"Psychologically, it's a monumental number," Daniel Morgan, senior portfolio manager at Synovus, told The Wall Street Journal. "It happened quicker than a lot of people thought it might, based on what's going on with the economy and the political climate."
It is the first time the Dow closed above 14,000 points since Oct. 12, 2007.
The Nasdaq picked up 36.97 points, or 1.18 percent, to 3,179.10.
The Standard & Poor's 500 gained 15.06 points, or 1.01 percent, to 1,513.17.
The Labor Department said the U.S. economy added 157,000 jobs in January, slightly less than forecast, and the unemployment rate rose from 7.8 percent to 7.9 percent.
The Institute of Supply Management said manufacturing made strong gains in the month, with the Purchasing Managers' Index rising from 50.7 in December to 53.1 in January. Numbers above 50 in the index indicate business growth.
The Census Bureau reported Friday construction spending rose in December to a seasonally adjusted annual rate of $885 billion, 7.8 percent above spending in December 2011.

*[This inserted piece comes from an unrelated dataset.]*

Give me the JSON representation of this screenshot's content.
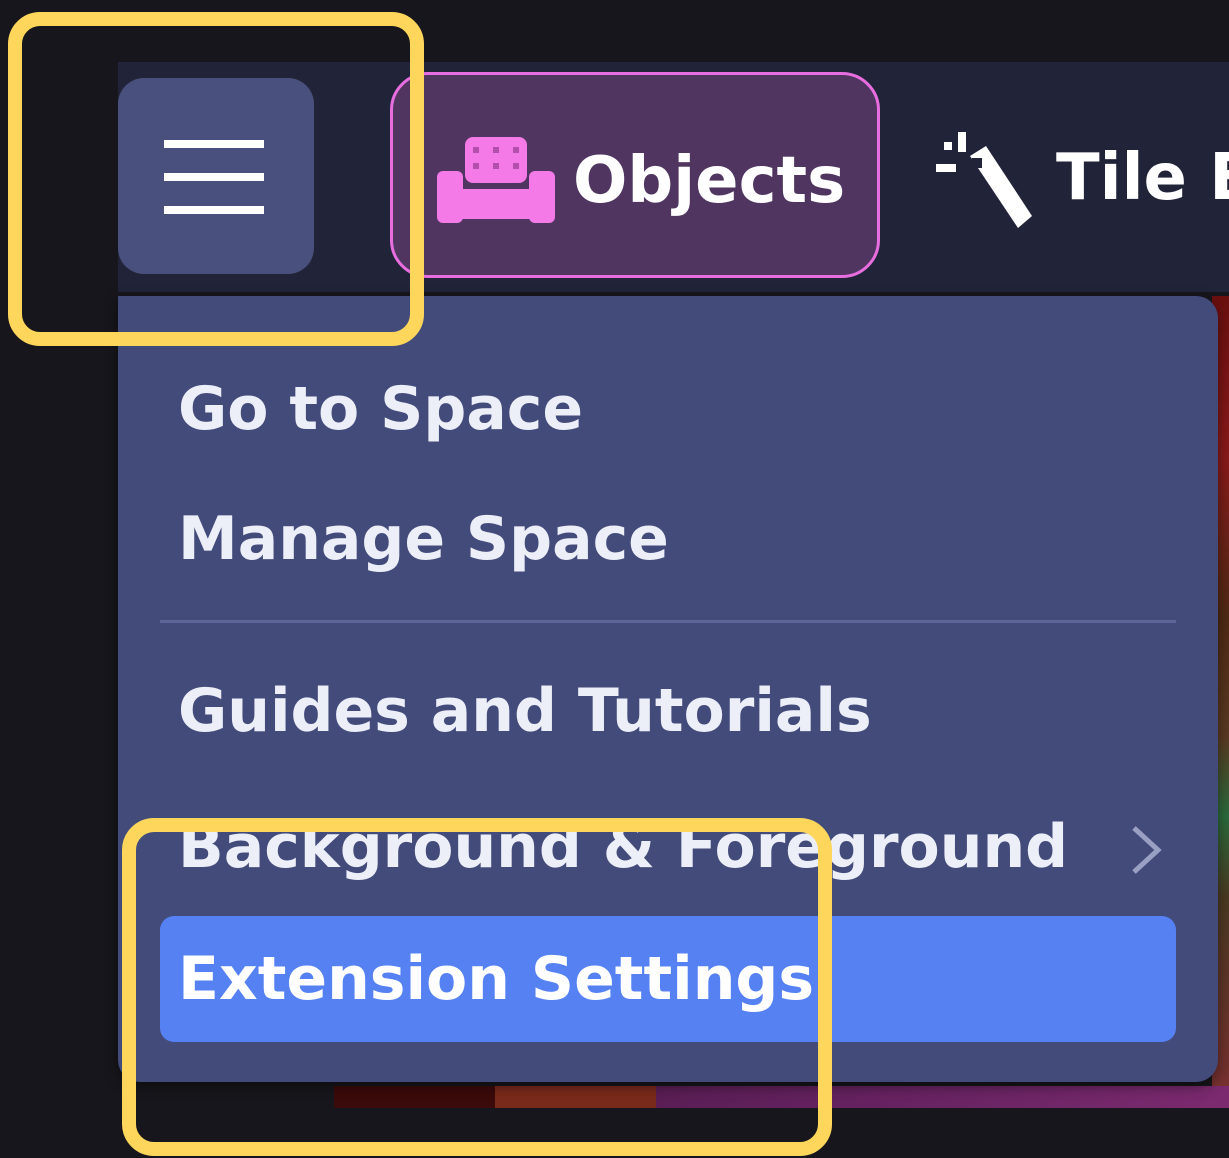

On the New York Stock Exchange, the total volume traded was 3.88 trillion shares, with advancers ahead of decliners, 2,342 trillion to 710 million shares.
The 10-year treasury note yield was 2.028 percent.
Against the dollar, the euro was $1.3650 from Thursday's $1.3578. The dollar was 92.77 yen from Thursday's 91.72 yen.
In Tokyo, the Nikkei 225 index added 0.47 percent, 52.68 points, to 11,191.34.
In London, the FTSE 100 index added 1.12 percent, 70.36, to 6,347.24.